The final vote at an upcoming meeting could change the zoning from agricultural, single-family residential and county agricultural to a planned-unit development with pockets of agricultural for the wetland areas to be preserved.

Laga Enterprises is the applicant and is representing the developer of the six parcels of land currently owned by Wallace E. Stewart III, the Thomas O. Peake Estate, Jennifer Lee Rogers, Karen A. Stewart and 2505 Tanglewood Street Inc.

Prior to the commission approving the first reading on July 12, the applicant agreed to a nature and connectivity plan that implements internal parks and paths. It also agreed to dedicate to the town about 30 acres of wetlands, including a community pier/dock on Lake Apopka; to make a $5,000 donation to the Oakland Nature Preserve for a trailhead feature; and to construct a sidewalk from the project to the West Orange Trail.

Homes are expected to start in the high $300,000s and run as high as the $800,000s.

Jim Peterson, president of ONP, said evidence of Indian activity going back as far as 10,000 years has been found on Hull Island. He said ONP and Friends of Lake Apopka have been concerned about the ecological preservation of artifacts in that area and will be monitoring the project. They are asking that any artifacts found be donated to the nature preserve.

According to Peterson, the property was once a true island until H.S. “Buck” Hull filled in an area so he could access the land.


In other business:

• The commission passed the first reading of an ordinance that would allow a health and wellness retreat to operate in the former Manor House at 620 N. Tubb St. Elected officials also approved the first reading of a zoning map amendment from single-family residential to Residential and Neighborhood Commercial.
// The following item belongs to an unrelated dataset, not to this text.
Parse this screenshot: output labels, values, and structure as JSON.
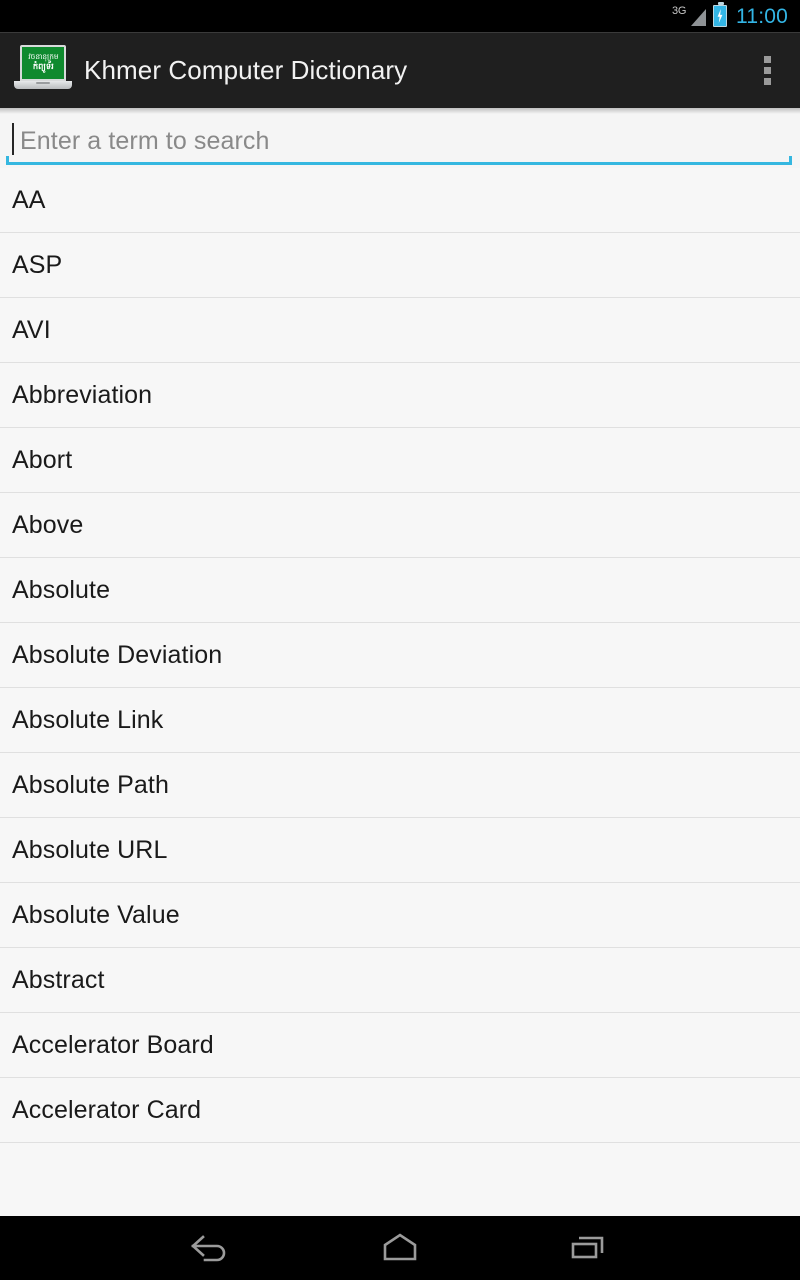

The house previously served as a bed-and-breakfast. The owners, Dr. Charlotte Newman Charfen and Cynthia Schultz want to turn it into a B&B again but introduce the wellness aspect “to empower people to take control of their health.” Classes would be offered only to guests staying at the inn.


Contact Amy Quesinberry at [email protected].